### [WORK INSTRUCTIONS]
From the first line to the last, copy the data exactly.
GIVEN ENTRIES Block Start
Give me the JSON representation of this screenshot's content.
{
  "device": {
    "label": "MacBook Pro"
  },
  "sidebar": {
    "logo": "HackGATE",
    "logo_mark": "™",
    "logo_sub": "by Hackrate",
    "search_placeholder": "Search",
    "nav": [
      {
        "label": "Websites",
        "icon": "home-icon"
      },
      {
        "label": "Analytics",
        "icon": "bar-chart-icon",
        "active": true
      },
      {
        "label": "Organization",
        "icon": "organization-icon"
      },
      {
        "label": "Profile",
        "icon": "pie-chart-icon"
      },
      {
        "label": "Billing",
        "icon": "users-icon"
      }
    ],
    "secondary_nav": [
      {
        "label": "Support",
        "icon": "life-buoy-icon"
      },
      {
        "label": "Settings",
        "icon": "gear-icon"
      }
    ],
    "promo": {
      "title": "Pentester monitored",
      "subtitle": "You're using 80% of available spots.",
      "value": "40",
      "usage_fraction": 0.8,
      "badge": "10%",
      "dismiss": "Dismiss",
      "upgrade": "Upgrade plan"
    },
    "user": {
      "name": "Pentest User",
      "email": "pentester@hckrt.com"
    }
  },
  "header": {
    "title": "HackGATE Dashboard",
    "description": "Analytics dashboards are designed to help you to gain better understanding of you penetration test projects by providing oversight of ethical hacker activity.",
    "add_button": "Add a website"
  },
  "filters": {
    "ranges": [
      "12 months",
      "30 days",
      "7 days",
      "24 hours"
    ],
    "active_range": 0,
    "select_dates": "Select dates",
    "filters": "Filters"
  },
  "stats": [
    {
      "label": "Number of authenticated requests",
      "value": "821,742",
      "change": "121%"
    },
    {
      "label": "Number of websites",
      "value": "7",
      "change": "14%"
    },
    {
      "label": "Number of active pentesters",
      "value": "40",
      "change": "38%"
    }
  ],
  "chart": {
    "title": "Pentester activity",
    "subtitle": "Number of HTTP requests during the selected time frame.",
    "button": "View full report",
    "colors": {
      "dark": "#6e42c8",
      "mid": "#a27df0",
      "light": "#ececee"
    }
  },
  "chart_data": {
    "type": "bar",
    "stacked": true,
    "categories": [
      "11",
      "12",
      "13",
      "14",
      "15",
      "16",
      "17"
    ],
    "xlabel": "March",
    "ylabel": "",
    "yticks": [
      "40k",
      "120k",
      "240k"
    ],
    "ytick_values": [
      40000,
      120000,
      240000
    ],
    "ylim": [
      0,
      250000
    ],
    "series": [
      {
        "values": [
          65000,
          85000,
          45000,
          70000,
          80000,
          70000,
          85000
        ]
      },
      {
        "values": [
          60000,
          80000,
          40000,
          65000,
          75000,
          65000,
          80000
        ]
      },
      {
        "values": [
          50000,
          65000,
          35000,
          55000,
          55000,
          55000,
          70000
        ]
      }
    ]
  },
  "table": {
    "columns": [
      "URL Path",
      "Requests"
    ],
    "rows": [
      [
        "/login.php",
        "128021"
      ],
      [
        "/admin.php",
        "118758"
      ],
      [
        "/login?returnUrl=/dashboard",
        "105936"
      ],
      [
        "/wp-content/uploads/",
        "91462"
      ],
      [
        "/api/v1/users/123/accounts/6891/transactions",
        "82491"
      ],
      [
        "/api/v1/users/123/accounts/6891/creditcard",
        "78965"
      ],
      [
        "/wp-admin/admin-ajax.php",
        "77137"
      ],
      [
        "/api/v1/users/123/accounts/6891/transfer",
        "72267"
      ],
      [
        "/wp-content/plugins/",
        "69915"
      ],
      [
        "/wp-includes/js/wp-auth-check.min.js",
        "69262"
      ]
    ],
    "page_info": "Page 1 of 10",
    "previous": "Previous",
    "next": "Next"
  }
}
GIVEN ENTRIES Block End
### [RESULT]
Give me the JSON representation of this screenshot's content.
{
  "device": {
    "label": "MacBook Pro"
  },
  "sidebar": {
    "logo": "HackGATE",
    "logo_mark": "™",
    "logo_sub": "by Hackrate",
    "search_placeholder": "Search",
    "nav": [
      {
        "label": "Websites",
        "icon": "home-icon"
      },
      {
        "label": "Analytics",
        "icon": "bar-chart-icon",
        "active": true
      },
      {
        "label": "Organization",
        "icon": "organization-icon"
      },
      {
        "label": "Profile",
        "icon": "pie-chart-icon"
      },
      {
        "label": "Billing",
        "icon": "users-icon"
      }
    ],
    "secondary_nav": [
      {
        "label": "Support",
        "icon": "life-buoy-icon"
      },
      {
        "label": "Settings",
        "icon": "gear-icon"
      }
    ],
    "promo": {
      "title": "Pentester monitored",
      "subtitle": "You're using 80% of available spots.",
      "value": "40",
      "usage_fraction": 0.8,
      "badge": "10%",
      "dismiss": "Dismiss",
      "upgrade": "Upgrade plan"
    },
    "user": {
      "name": "Pentest User",
      "email": "pentester@hckrt.com"
    }
  },
  "header": {
    "title": "HackGATE Dashboard",
    "description": "Analytics dashboards are designed to help you to gain better understanding of you penetration test projects by providing oversight of ethical hacker activity.",
    "add_button": "Add a website"
  },
  "filters": {
    "ranges": [
      "12 months",
      "30 days",
      "7 days",
      "24 hours"
    ],
    "active_range": 0,
    "select_dates": "Select dates",
    "filters": "Filters"
  },
  "stats": [
    {
      "label": "Number of authenticated requests",
      "value": "821,742",
      "change": "121%"
    },
    {
      "label": "Number of websites",
      "value": "7",
      "change": "14%"
    },
    {
      "label": "Number of active pentesters",
      "value": "40",
      "change": "38%"
    }
  ],
  "chart": {
    "title": "Pentester activity",
    "subtitle": "Number of HTTP requests during the selected time frame.",
    "button": "View full report",
    "colors": {
      "dark": "#6e42c8",
      "mid": "#a27df0",
      "light": "#ececee"
    }
  },
  "chart_data": {
    "type": "bar",
    "stacked": true,
    "categories": [
      "11",
      "12",
      "13",
      "14",
      "15",
      "16",
      "17"
    ],
    "xlabel": "March",
    "ylabel": "",
    "yticks": [
      "40k",
      "120k",
      "240k"
    ],
    "ytick_values": [
      40000,
      120000,
      240000
    ],
    "ylim": [
      0,
      250000
    ],
    "series": [
      {
        "values": [
          65000,
          85000,
          45000,
          70000,
          80000,
          70000,
          85000
        ]
      },
      {
        "values": [
          60000,
          80000,
          40000,
          65000,
          75000,
          65000,
          80000
        ]
      },
      {
        "values": [
          50000,
          65000,
          35000,
          55000,
          55000,
          55000,
          70000
        ]
      }
    ]
  },
  "table": {
    "columns": [
      "URL Path",
      "Requests"
    ],
    "rows": [
      [
        "/login.php",
        "128021"
      ],
      [
        "/admin.php",
        "118758"
      ],
      [
        "/login?returnUrl=/dashboard",
        "105936"
      ],
      [
        "/wp-content/uploads/",
        "91462"
      ],
      [
        "/api/v1/users/123/accounts/6891/transactions",
        "82491"
      ],
      [
        "/api/v1/users/123/accounts/6891/creditcard",
        "78965"
      ],
      [
        "/wp-admin/admin-ajax.php",
        "77137"
      ],
      [
        "/api/v1/users/123/accounts/6891/transfer",
        "72267"
      ],
      [
        "/wp-content/plugins/",
        "69915"
      ],
      [
        "/wp-includes/js/wp-auth-check.min.js",
        "69262"
      ]
    ],
    "page_info": "Page 1 of 10",
    "previous": "Previous",
    "next": "Next"
  }
}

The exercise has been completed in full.